People who are living with spinal cord injury can do just about anything that anyone else who is not paralyzed can do: they just have to find alternative ways to do it. Part of spinal cord injury rehabilitation is teaching patients to live again using adaptive devices, which are prescribed by a doctor, physical therapist or occupational therapist.
Tools for Eating
People with quadriplegia, in which both the arms and the legs are impaired, often need special devices to help them eat. Because their abilities range from difficulty grasping a utensil to complete paralysis of the arms, a wide range of feeding equipment is available for people with a spinal cord injury. Some benefit from utensils with larger handles or utensils that slide into cuffs fastened around the hand. A bowl or plate with a lip or a plastic plate guard can make scooping easier. Some people with more involved injuries use sling systems so that they can get food to their mouth.
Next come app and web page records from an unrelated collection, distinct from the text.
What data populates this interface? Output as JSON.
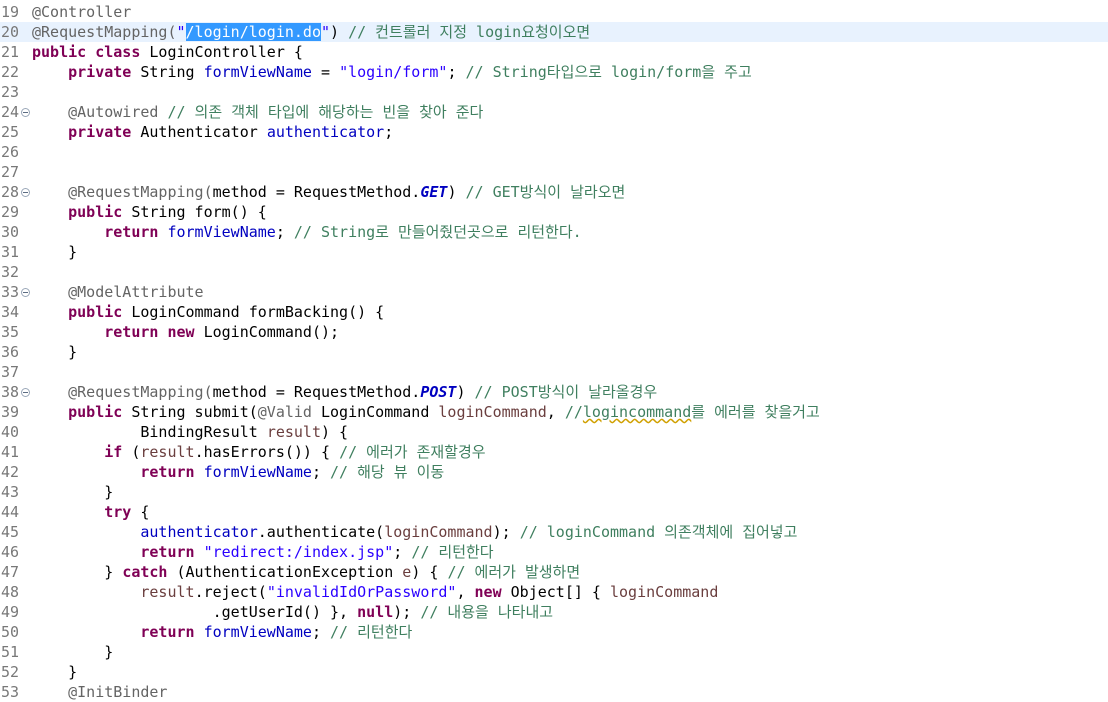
{
  "editor": {
    "file": "LoginController.java",
    "current_line": 20,
    "lines": [
      {
        "n": "19",
        "tokens": [
          {
            "t": "@Controller",
            "c": "ann"
          }
        ]
      },
      {
        "n": "20",
        "tokens": [
          {
            "t": "@RequestMapping(",
            "c": "ann"
          },
          {
            "t": "\"",
            "c": "str"
          },
          {
            "t": "/login/login.do",
            "c": "sel"
          },
          {
            "t": "\"",
            "c": "str"
          },
          {
            "t": ") ",
            "c": "pl"
          },
          {
            "t": "// 컨트롤러 지정 login요청이오면",
            "c": "cm"
          }
        ]
      },
      {
        "n": "21",
        "tokens": [
          {
            "t": "public class ",
            "c": "kw"
          },
          {
            "t": "LoginController {",
            "c": "pl"
          }
        ]
      },
      {
        "n": "22",
        "tokens": [
          {
            "t": "    ",
            "c": "pl"
          },
          {
            "t": "private ",
            "c": "kw"
          },
          {
            "t": "String ",
            "c": "pl"
          },
          {
            "t": "formViewName",
            "c": "fld"
          },
          {
            "t": " = ",
            "c": "pl"
          },
          {
            "t": "\"login/form\"",
            "c": "str"
          },
          {
            "t": "; ",
            "c": "pl"
          },
          {
            "t": "// String타입으로 login/form을 주고",
            "c": "cm"
          }
        ]
      },
      {
        "n": "23",
        "tokens": []
      },
      {
        "n": "24",
        "fold": true,
        "tokens": [
          {
            "t": "    ",
            "c": "pl"
          },
          {
            "t": "@Autowired ",
            "c": "ann"
          },
          {
            "t": "// 의존 객체 타입에 해당하는 빈을 찾아 준다",
            "c": "cm"
          }
        ]
      },
      {
        "n": "25",
        "tokens": [
          {
            "t": "    ",
            "c": "pl"
          },
          {
            "t": "private ",
            "c": "kw"
          },
          {
            "t": "Authenticator ",
            "c": "pl"
          },
          {
            "t": "authenticator",
            "c": "fld"
          },
          {
            "t": ";",
            "c": "pl"
          }
        ]
      },
      {
        "n": "26",
        "tokens": []
      },
      {
        "n": "27",
        "tokens": []
      },
      {
        "n": "28",
        "fold": true,
        "tokens": [
          {
            "t": "    ",
            "c": "pl"
          },
          {
            "t": "@RequestMapping(",
            "c": "ann"
          },
          {
            "t": "method = RequestMethod.",
            "c": "pl"
          },
          {
            "t": "GET",
            "c": "cst"
          },
          {
            "t": ") ",
            "c": "pl"
          },
          {
            "t": "// GET방식이 날라오면",
            "c": "cm"
          }
        ]
      },
      {
        "n": "29",
        "tokens": [
          {
            "t": "    ",
            "c": "pl"
          },
          {
            "t": "public ",
            "c": "kw"
          },
          {
            "t": "String form() {",
            "c": "pl"
          }
        ]
      },
      {
        "n": "30",
        "tokens": [
          {
            "t": "        ",
            "c": "pl"
          },
          {
            "t": "return ",
            "c": "kw"
          },
          {
            "t": "formViewName",
            "c": "fld"
          },
          {
            "t": "; ",
            "c": "pl"
          },
          {
            "t": "// String로 만들어줬던곳으로 리턴한다.",
            "c": "cm"
          }
        ]
      },
      {
        "n": "31",
        "tokens": [
          {
            "t": "    }",
            "c": "pl"
          }
        ]
      },
      {
        "n": "32",
        "tokens": []
      },
      {
        "n": "33",
        "fold": true,
        "tokens": [
          {
            "t": "    ",
            "c": "pl"
          },
          {
            "t": "@ModelAttribute",
            "c": "ann"
          }
        ]
      },
      {
        "n": "34",
        "tokens": [
          {
            "t": "    ",
            "c": "pl"
          },
          {
            "t": "public ",
            "c": "kw"
          },
          {
            "t": "LoginCommand formBacking() {",
            "c": "pl"
          }
        ]
      },
      {
        "n": "35",
        "tokens": [
          {
            "t": "        ",
            "c": "pl"
          },
          {
            "t": "return new ",
            "c": "kw"
          },
          {
            "t": "LoginCommand();",
            "c": "pl"
          }
        ]
      },
      {
        "n": "36",
        "tokens": [
          {
            "t": "    }",
            "c": "pl"
          }
        ]
      },
      {
        "n": "37",
        "tokens": []
      },
      {
        "n": "38",
        "fold": true,
        "tokens": [
          {
            "t": "    ",
            "c": "pl"
          },
          {
            "t": "@RequestMapping(",
            "c": "ann"
          },
          {
            "t": "method = RequestMethod.",
            "c": "pl"
          },
          {
            "t": "POST",
            "c": "cst"
          },
          {
            "t": ") ",
            "c": "pl"
          },
          {
            "t": "// POST방식이 날라올경우",
            "c": "cm"
          }
        ]
      },
      {
        "n": "39",
        "tokens": [
          {
            "t": "    ",
            "c": "pl"
          },
          {
            "t": "public ",
            "c": "kw"
          },
          {
            "t": "String submit(",
            "c": "pl"
          },
          {
            "t": "@Valid ",
            "c": "ann"
          },
          {
            "t": "LoginCommand ",
            "c": "pl"
          },
          {
            "t": "loginCommand",
            "c": "var"
          },
          {
            "t": ", ",
            "c": "pl"
          },
          {
            "t": "//",
            "c": "cm"
          },
          {
            "t": "logincommand",
            "c": "cmtypo"
          },
          {
            "t": "를 에러를 찾을거고",
            "c": "cm"
          }
        ]
      },
      {
        "n": "40",
        "tokens": [
          {
            "t": "            BindingResult ",
            "c": "pl"
          },
          {
            "t": "result",
            "c": "var"
          },
          {
            "t": ") {",
            "c": "pl"
          }
        ]
      },
      {
        "n": "41",
        "tokens": [
          {
            "t": "        ",
            "c": "pl"
          },
          {
            "t": "if ",
            "c": "kw"
          },
          {
            "t": "(",
            "c": "pl"
          },
          {
            "t": "result",
            "c": "var"
          },
          {
            "t": ".hasErrors()) { ",
            "c": "pl"
          },
          {
            "t": "// 에러가 존재할경우",
            "c": "cm"
          }
        ]
      },
      {
        "n": "42",
        "tokens": [
          {
            "t": "            ",
            "c": "pl"
          },
          {
            "t": "return ",
            "c": "kw"
          },
          {
            "t": "formViewName",
            "c": "fld"
          },
          {
            "t": "; ",
            "c": "pl"
          },
          {
            "t": "// 해당 뷰 이동",
            "c": "cm"
          }
        ]
      },
      {
        "n": "43",
        "tokens": [
          {
            "t": "        }",
            "c": "pl"
          }
        ]
      },
      {
        "n": "44",
        "tokens": [
          {
            "t": "        ",
            "c": "pl"
          },
          {
            "t": "try ",
            "c": "kw"
          },
          {
            "t": "{",
            "c": "pl"
          }
        ]
      },
      {
        "n": "45",
        "tokens": [
          {
            "t": "            ",
            "c": "pl"
          },
          {
            "t": "authenticator",
            "c": "fld"
          },
          {
            "t": ".authenticate(",
            "c": "pl"
          },
          {
            "t": "loginCommand",
            "c": "var"
          },
          {
            "t": "); ",
            "c": "pl"
          },
          {
            "t": "// loginCommand 의존객체에 집어넣고",
            "c": "cm"
          }
        ]
      },
      {
        "n": "46",
        "tokens": [
          {
            "t": "            ",
            "c": "pl"
          },
          {
            "t": "return ",
            "c": "kw"
          },
          {
            "t": "\"redirect:/index.jsp\"",
            "c": "str"
          },
          {
            "t": "; ",
            "c": "pl"
          },
          {
            "t": "// 리턴한다",
            "c": "cm"
          }
        ]
      },
      {
        "n": "47",
        "tokens": [
          {
            "t": "        } ",
            "c": "pl"
          },
          {
            "t": "catch ",
            "c": "kw"
          },
          {
            "t": "(AuthenticationException ",
            "c": "pl"
          },
          {
            "t": "e",
            "c": "var"
          },
          {
            "t": ") { ",
            "c": "pl"
          },
          {
            "t": "// 에러가 발생하면",
            "c": "cm"
          }
        ]
      },
      {
        "n": "48",
        "tokens": [
          {
            "t": "            ",
            "c": "pl"
          },
          {
            "t": "result",
            "c": "var"
          },
          {
            "t": ".reject(",
            "c": "pl"
          },
          {
            "t": "\"invalidIdOrPassword\"",
            "c": "str"
          },
          {
            "t": ", ",
            "c": "pl"
          },
          {
            "t": "new ",
            "c": "kw"
          },
          {
            "t": "Object[] { ",
            "c": "pl"
          },
          {
            "t": "loginCommand",
            "c": "var"
          }
        ]
      },
      {
        "n": "49",
        "tokens": [
          {
            "t": "                    .getUserId() }, ",
            "c": "pl"
          },
          {
            "t": "null",
            "c": "kw"
          },
          {
            "t": "); ",
            "c": "pl"
          },
          {
            "t": "// 내용을 나타내고",
            "c": "cm"
          }
        ]
      },
      {
        "n": "50",
        "tokens": [
          {
            "t": "            ",
            "c": "pl"
          },
          {
            "t": "return ",
            "c": "kw"
          },
          {
            "t": "formViewName",
            "c": "fld"
          },
          {
            "t": "; ",
            "c": "pl"
          },
          {
            "t": "// 리턴한다",
            "c": "cm"
          }
        ]
      },
      {
        "n": "51",
        "tokens": [
          {
            "t": "        }",
            "c": "pl"
          }
        ]
      },
      {
        "n": "52",
        "tokens": [
          {
            "t": "    }",
            "c": "pl"
          }
        ]
      },
      {
        "n": "53",
        "tokens": [
          {
            "t": "    @InitBinder",
            "c": "ann"
          }
        ]
      }
    ]
  },
  "colors": {
    "keyword": "#7f0055",
    "string": "#2a00ff",
    "comment": "#3f7f5f",
    "annotation": "#646464",
    "field": "#0000c0",
    "selection": "#3399ff",
    "current_line": "#e8f2fe",
    "line_number": "#787878"
  }
}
Additional equipment is available for drinking and includes sipper cups with easy access handles as well as long straws.
Simple devices added to clothing can make dressing easier for a person with a spinal cord injury. Some examples include zipper pulls and d-rings, which eliminate the need to grasp smaller fasteners: the person can operate them by hooking her thumb through the loops. Additionally, OTs may sew loops onto underwear and pants to make pulling them on easier. Other equipment that makes dressing easier include a grabber with a long handle and a sock aid.
Equipment for the Bathroom
People with lower level spinal cord injuries can be pretty independent with their daily living tasks, including toileting and showering. Bathroom equipment for paraplegics with a low level of injury include a tub transfer bench or shower chair and a commode with an optional removable armrest. A person with a higher level of paraplegia or quadriplegia may benefit from a rolling shower chair, which can roll in and out of an adapted shower and can double as a commode. Jefferson Magee Rehabilitation also recommends installing grab bars in the shower and around the toilet for extra stability.
Devices for Other Daily Needs
Other equipment is available to help with the little things most people take for granted. A person with paraplegia still needs to sign his name, use a phone or type on the computer. Some people can use a writing aid that attaches to the hand and can also serve as a phone-dialer and keyboard aid. For someone with a high level of quadriplegia, a mouth stick is his lifeline. This can be used to type on a computer, dial a phone or use an environmental control unit.
Environmental Control Units
Someone with a high level of injury may need an environmental control unit or an electronic aid to daily living (EADL). EADLs allow a person to control such devices as lights, the television, a phone or even windows and doors without any assistance from others. These devices can be operated without using the arms, such as a through a sip-and-puff straw or pads activated by moving the head.
By Erica Jacques